This document provides guidance on using the CDSB Climate Change Reporting Framework to enhance the quality of climate change disclosures in mainstream reporting – in turn making life easier for producers of reports – and increase the relevance of environmental information disclosure for the investment community. View document. 

Mapping the sustainability reporting landscape: lost in the right direction

ACCA’s and CDSB’s new report examines the changing corporate sustainability reporting landscape, outlines its components, addresses current challenges and proposes development opportunities. It provides a considered overview of the trends, levers and drivers influencing the reporting landscape.

Climate change disclosure in G20 countries: Stocktaking of corporate reporting schemes

This OECD-CDSB report analyses mandatory reporting schemes in G20 countries and identifies commonalities and divergences between them. View report.

Update: This report has been updated to inlcude progress of mandatory reporting schemes in G20 countries since COP 21.
View updated report.

Corporate Disclosure of Climate Change-Related Information - Convergence, Differences and Impact

This paper is a summary of a report by the OECD and CDSB analysing government schemes in G20 countries promoting corporate disclosure of climate-change related information. The report explores convergence and differences among these schemes, the extent and depth of information requested, the use of information by companies, investors and other stakeholders, and a preliminary assessment of the use and impacts of these schemes in changing business conduct and ultimately in contributing to governments’ climate change objectives. View paper. 

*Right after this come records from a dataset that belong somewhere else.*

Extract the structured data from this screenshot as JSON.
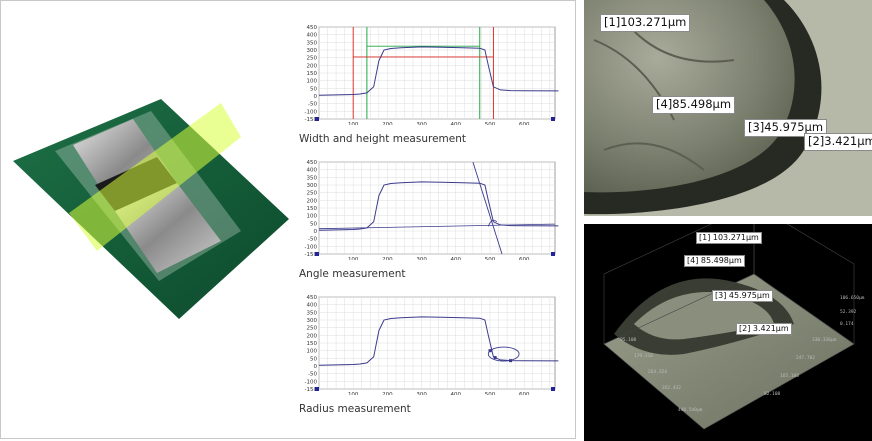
{
  "plots": [
    {
      "caption": "Width and height measurement",
      "chart_data": {
        "type": "line",
        "x": [
          0,
          100,
          120,
          140,
          160,
          175,
          190,
          210,
          240,
          300,
          360,
          420,
          470,
          485,
          495,
          510,
          530,
          560,
          600,
          700
        ],
        "y": [
          5,
          10,
          13,
          20,
          60,
          230,
          300,
          310,
          315,
          320,
          318,
          315,
          312,
          300,
          200,
          60,
          40,
          35,
          34,
          33
        ],
        "ylim": [
          -150,
          450
        ],
        "xlim": [
          0,
          690
        ],
        "yticks": [
          -150,
          -100,
          -50,
          0,
          50,
          100,
          150,
          200,
          250,
          300,
          350,
          400,
          450
        ],
        "xticks": [
          100,
          200,
          300,
          400,
          500,
          600
        ]
      }
    },
    {
      "caption": "Angle measurement",
      "chart_data": {
        "type": "line",
        "x": [
          0,
          100,
          120,
          140,
          160,
          175,
          190,
          210,
          240,
          300,
          360,
          420,
          470,
          485,
          495,
          510,
          530,
          560,
          600,
          700
        ],
        "y": [
          5,
          10,
          13,
          20,
          60,
          230,
          300,
          310,
          315,
          320,
          318,
          315,
          312,
          300,
          200,
          60,
          40,
          35,
          34,
          33
        ],
        "ylim": [
          -150,
          450
        ],
        "xlim": [
          0,
          690
        ],
        "yticks": [
          -150,
          -100,
          -50,
          0,
          50,
          100,
          150,
          200,
          250,
          300,
          350,
          400,
          450
        ],
        "xticks": [
          100,
          200,
          300,
          400,
          500,
          600
        ]
      }
    },
    {
      "caption": "Radius measurement",
      "chart_data": {
        "type": "line",
        "x": [
          0,
          100,
          120,
          140,
          160,
          175,
          190,
          210,
          240,
          300,
          360,
          420,
          470,
          485,
          495,
          510,
          530,
          560,
          600,
          700
        ],
        "y": [
          5,
          10,
          13,
          20,
          60,
          230,
          300,
          310,
          315,
          320,
          318,
          315,
          312,
          300,
          200,
          60,
          40,
          35,
          34,
          33
        ],
        "ylim": [
          -150,
          450
        ],
        "xlim": [
          0,
          690
        ],
        "yticks": [
          -150,
          -100,
          -50,
          0,
          50,
          100,
          150,
          200,
          250,
          300,
          350,
          400,
          450
        ],
        "xticks": [
          100,
          200,
          300,
          400,
          500,
          600
        ]
      }
    }
  ],
  "top_photo": {
    "labels": [
      "[1]103.271μm",
      "[4]85.498μm",
      "[3]45.975μm",
      "[2]3.421μm"
    ]
  },
  "bottom_photo": {
    "labels": [
      "[1] 103.271μm",
      "[4] 85.498μm",
      "[3] 45.975μm",
      "[2] 3.421μm"
    ],
    "axis_values": [
      "95.108",
      "179.216",
      "264.324",
      "352.432",
      "440.540μm",
      "82.108",
      "165.108",
      "247.702",
      "330.336μm",
      "0.174",
      "52.392",
      "106.650μm"
    ]
  },
  "colors": {
    "curve": "#3a3a8c",
    "red": "#e0302a",
    "green": "#20a848",
    "pcb": "#145c3a"
  }
}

Corporate climate change reporting: Japan Focus

This briefing paper focuses on Japan’s corporate climate change reporting landscape and highlights important findings reflecting the need to integrate rigorous climate change-related disclosures in mainstream financial reports. View briefing paper.

Korea Focus: Corporate climate change reporting for a sustainable future

This briefing paper presents a summary of the corporate climate change reporting landscape in South Korea specifically and highlights important findings reflecting the need to integrate rigorous climate change-related disclosures in mainstream financial reports to secure a more sustainable future. View briefing paper.

Financial Institutions: Taking Greenhouse Gases into Account – a report by CDSB for the Department for Environment, Food and Rural Affairs (UK)

This paper makes a rigorous investigation of the ways that financial institutions in the US, Europe, Japan and Australia have applied regulatory requirements to take environmental considerations, and particularly industrial emissions of greenhouse gases, into account. Empirical evidence is provided and used to build a theory of environmental investing linking investors’ behavioural motivations, behavioural intentions and actual decisions. View paper.